Sunday 16th August 2015, 2:30am
Getaway #5: Res Thierstein
Res Thierstein chose this Sunday’s getaway destination. *)
– This is a special case: Outside Sundays itself is invited. To Ausstellungsraum KLingental in Basel. Res is from Basel. This is where he got off the train when we met. We met only once, on a late night journey home. Starting in a small Bernese village where we were given a curly branch to take along. The branch joined us on the bus and later on the train ride. It looked very handsome and decorative. We talked about clay. About work. About working with clay. Then at some point we had to split. I don’t remember if we also split the branch when saying goodbye. –
Taking an eggplant for a walk
The exhibition this Outside Sunday was part of concerned art and physical activity. (I am still not sure if this invitation was part of a major misunderstanding). When we met for the getaway, I learned that at the opening you could get your beer in exchange for the number of pushups that equals the number of calories contained in one.
There was one video piece in the exhibition I liked a lot. A professional breakdancer learns from a physically disabled amateur breakdancer in a do-as-I-do mirroring way very tricky breakdance moves. In the end they both laugh. Somehow they seem to be making at the same time fun of each other and of themselves through moving. I would love to have Outside Sundays working in a similar way as the dancing, (not the calory-beer-calculation) but I guess it’s a bit far fetched.
We ended up taking three eggplants for a walk. Which was a bit funny. And really nice because Res wanted to find a Lustgarten, one type of the 18th century idea of a perfect garden. Lust is an old-fashioned german term for passing time in a pleasurable manner. Or just for pleasure. Today it has a strong sexual connotation.
Since there is a street in Basel of the name Lustgartenstrasse we went there. A short ride with the Strassenbahn brought us across the German border. The plan was: Walking down the Lustgartenstrasse from one to end to the other and back, taking eight polaroids along the way.
We passed well fenced customs, a colony of Schrebergärten, one of them quite packed with banana trees, a breeding club for German shepherd dogs, unprotected neat flourishing flower beds, a vegetable farm in glass-houses and a bunch of industrial buildings. The buildings looked rather deserted. The one at the end of the road once was used to sell curtains and jalousies and shades. Each window revealed a different type.

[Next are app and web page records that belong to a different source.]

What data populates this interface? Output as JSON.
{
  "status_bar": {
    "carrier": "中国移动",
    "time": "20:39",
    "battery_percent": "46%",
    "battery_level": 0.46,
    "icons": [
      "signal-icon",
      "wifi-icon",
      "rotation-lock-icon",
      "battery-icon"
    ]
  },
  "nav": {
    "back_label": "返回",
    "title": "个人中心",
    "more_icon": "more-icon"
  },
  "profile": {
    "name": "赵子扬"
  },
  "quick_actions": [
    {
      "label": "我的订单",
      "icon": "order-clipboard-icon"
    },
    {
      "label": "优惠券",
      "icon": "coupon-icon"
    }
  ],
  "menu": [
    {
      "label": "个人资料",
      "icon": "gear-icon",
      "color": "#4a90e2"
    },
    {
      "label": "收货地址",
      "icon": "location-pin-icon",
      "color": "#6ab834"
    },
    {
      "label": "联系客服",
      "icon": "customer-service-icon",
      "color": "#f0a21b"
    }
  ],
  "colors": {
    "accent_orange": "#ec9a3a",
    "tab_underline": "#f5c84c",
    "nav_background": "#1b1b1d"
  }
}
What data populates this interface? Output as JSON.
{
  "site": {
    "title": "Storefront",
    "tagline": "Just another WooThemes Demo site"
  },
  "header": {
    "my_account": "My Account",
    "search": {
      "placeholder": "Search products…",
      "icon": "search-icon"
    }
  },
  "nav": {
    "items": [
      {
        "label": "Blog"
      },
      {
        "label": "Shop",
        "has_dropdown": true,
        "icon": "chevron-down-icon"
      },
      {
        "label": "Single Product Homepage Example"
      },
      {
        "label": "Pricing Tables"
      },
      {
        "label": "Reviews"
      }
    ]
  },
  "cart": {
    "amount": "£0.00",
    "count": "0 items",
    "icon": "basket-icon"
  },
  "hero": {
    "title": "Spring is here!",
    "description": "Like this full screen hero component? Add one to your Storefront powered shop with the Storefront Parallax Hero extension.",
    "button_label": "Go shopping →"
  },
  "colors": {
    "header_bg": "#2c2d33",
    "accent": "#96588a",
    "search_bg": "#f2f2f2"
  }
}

Making our way back we took the three eggplants with us. I had never seen anyone walking with an eggplant in his or her hand, swaying back and forth with each step. Beautiful.
We also discovered a hide-out in the woods, constructed with blue plastic. It looked rather elaborated.
The six classical 18th century categories of the ideal garden as described on Wikipedia are roughly: Orangerie (glass construction, with citrus plants), Menagerie (with animals), Lustgarten (with fountains), vegetable garden, fruit orchard, park.
*) Mirjam Bayerdörfer invited Res Thierstein for the fifth Outside Sunday.